clare-orrAs I write, it is just over a week until I leave for Senegal to begin a literacy assignment with SIL [Wycliffe’s linguistic partner overseas]. I completed my initial training at Redcliffe College in December and can’t wait to put some of what I learnt into action. I greatly enjoyed my time at Redcliffe; there was a real sense of community among the students, who come from all over the world and hope to serve God in many different countries.

Once in Senegal, I will spend the first few months in Dakar, getting stuck in to learning the culture and the language. I love language learning and especially learning about life in other cultures, so I’m looking forward to this part, especially as I know it will also be preparing me for what’s next.

A literacy class in DR Congo. Photo: Heather Pubols.

A literacy class in DR Congo. Photo: Heather Pubols.

During my time in Dakar, we will figure out where the best assignment for me will be. With a national literacy rate of only 40%, there is plenty of literacy work to be done in Senegal. SIL help to provide adult literacy classes as well as assisting with the provision of mother-tongue education in primary schools, before pupils make a transition to being taught in French. These are two key areas and I am looking forward to finding out where I fit into this!

Of course, as my date for leaving gets closer, nerves are setting in too, about whether I’ll settle in, whether I’ll be able to learn the language or cope with the weather and how much I’ll miss home. However, I go confident in the knowledge that I’m not doing this alone – it has been such an encouragement to see how God has led me here and has brought people together to partner with me. I am going to Senegal along with God and all my partners back home and am thankful to God for this assurance.

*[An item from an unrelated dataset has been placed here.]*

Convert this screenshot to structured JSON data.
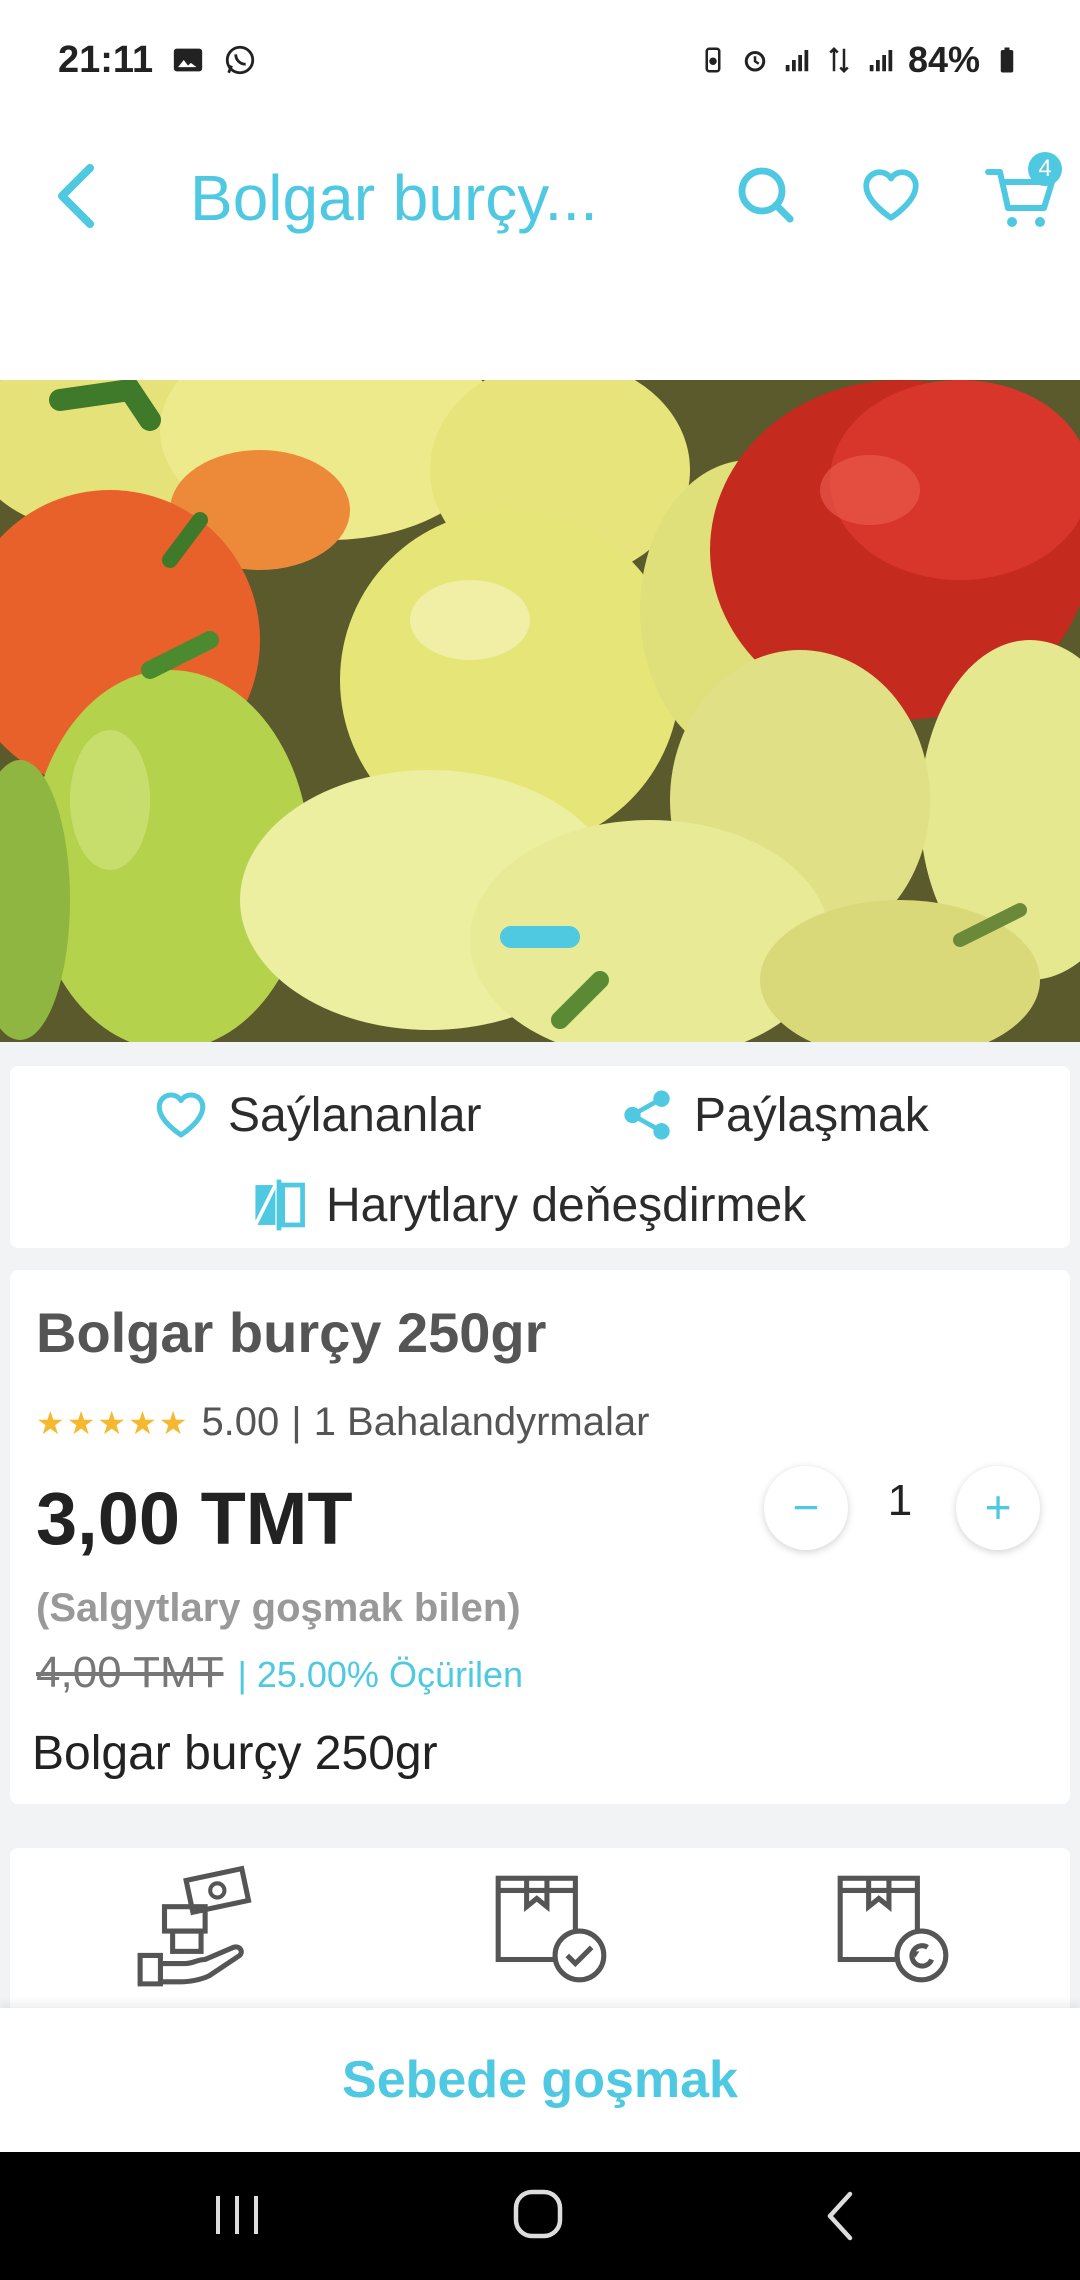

In Senegal, West Africa and the rest of the world, there are big needs for people who can help others to learn to read and write, giving them access to education, healthcare and the powerful and life-changing words of the Bible. What could you do?